### Exercise directions:
Write every entry out again, unchanged.
---
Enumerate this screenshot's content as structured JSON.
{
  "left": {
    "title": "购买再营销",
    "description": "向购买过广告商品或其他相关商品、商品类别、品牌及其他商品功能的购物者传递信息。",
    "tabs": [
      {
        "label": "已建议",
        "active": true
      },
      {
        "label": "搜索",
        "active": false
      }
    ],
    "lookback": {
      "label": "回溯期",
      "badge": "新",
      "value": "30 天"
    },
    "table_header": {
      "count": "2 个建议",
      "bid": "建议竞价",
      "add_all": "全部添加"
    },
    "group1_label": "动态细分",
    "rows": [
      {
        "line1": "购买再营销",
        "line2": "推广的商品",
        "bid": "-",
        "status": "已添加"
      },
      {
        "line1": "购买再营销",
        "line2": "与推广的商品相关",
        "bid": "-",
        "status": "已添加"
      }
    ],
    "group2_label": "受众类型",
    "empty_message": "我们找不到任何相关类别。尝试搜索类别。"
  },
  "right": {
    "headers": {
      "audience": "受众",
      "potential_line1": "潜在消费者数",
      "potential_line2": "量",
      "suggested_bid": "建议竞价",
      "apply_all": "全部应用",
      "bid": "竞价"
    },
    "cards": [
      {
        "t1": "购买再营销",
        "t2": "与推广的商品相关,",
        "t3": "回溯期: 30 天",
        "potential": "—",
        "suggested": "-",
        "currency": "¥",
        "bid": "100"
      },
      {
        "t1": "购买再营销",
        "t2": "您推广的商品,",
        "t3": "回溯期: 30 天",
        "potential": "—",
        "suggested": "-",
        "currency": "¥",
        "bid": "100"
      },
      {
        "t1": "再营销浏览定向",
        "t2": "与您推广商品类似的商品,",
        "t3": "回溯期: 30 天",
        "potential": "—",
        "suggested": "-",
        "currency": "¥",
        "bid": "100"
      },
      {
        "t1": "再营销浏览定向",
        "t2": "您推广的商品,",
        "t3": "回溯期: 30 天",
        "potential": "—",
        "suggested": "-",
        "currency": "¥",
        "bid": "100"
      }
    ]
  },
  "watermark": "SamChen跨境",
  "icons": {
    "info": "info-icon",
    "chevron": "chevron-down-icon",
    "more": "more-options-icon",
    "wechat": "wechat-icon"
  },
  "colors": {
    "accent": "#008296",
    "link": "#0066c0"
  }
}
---
### Response box:
Enumerate this screenshot's content as structured JSON.
{
  "left": {
    "title": "购买再营销",
    "description": "向购买过广告商品或其他相关商品、商品类别、品牌及其他商品功能的购物者传递信息。",
    "tabs": [
      {
        "label": "已建议",
        "active": true
      },
      {
        "label": "搜索",
        "active": false
      }
    ],
    "lookback": {
      "label": "回溯期",
      "badge": "新",
      "value": "30 天"
    },
    "table_header": {
      "count": "2 个建议",
      "bid": "建议竞价",
      "add_all": "全部添加"
    },
    "group1_label": "动态细分",
    "rows": [
      {
        "line1": "购买再营销",
        "line2": "推广的商品",
        "bid": "-",
        "status": "已添加"
      },
      {
        "line1": "购买再营销",
        "line2": "与推广的商品相关",
        "bid": "-",
        "status": "已添加"
      }
    ],
    "group2_label": "受众类型",
    "empty_message": "我们找不到任何相关类别。尝试搜索类别。"
  },
  "right": {
    "headers": {
      "audience": "受众",
      "potential_line1": "潜在消费者数",
      "potential_line2": "量",
      "suggested_bid": "建议竞价",
      "apply_all": "全部应用",
      "bid": "竞价"
    },
    "cards": [
      {
        "t1": "购买再营销",
        "t2": "与推广的商品相关,",
        "t3": "回溯期: 30 天",
        "potential": "—",
        "suggested": "-",
        "currency": "¥",
        "bid": "100"
      },
      {
        "t1": "购买再营销",
        "t2": "您推广的商品,",
        "t3": "回溯期: 30 天",
        "potential": "—",
        "suggested": "-",
        "currency": "¥",
        "bid": "100"
      },
      {
        "t1": "再营销浏览定向",
        "t2": "与您推广商品类似的商品,",
        "t3": "回溯期: 30 天",
        "potential": "—",
        "suggested": "-",
        "currency": "¥",
        "bid": "100"
      },
      {
        "t1": "再营销浏览定向",
        "t2": "您推广的商品,",
        "t3": "回溯期: 30 天",
        "potential": "—",
        "suggested": "-",
        "currency": "¥",
        "bid": "100"
      }
    ]
  },
  "watermark": "SamChen跨境",
  "icons": {
    "info": "info-icon",
    "chevron": "chevron-down-icon",
    "more": "more-options-icon",
    "wechat": "wechat-icon"
  },
  "colors": {
    "accent": "#008296",
    "link": "#0066c0"
  }
}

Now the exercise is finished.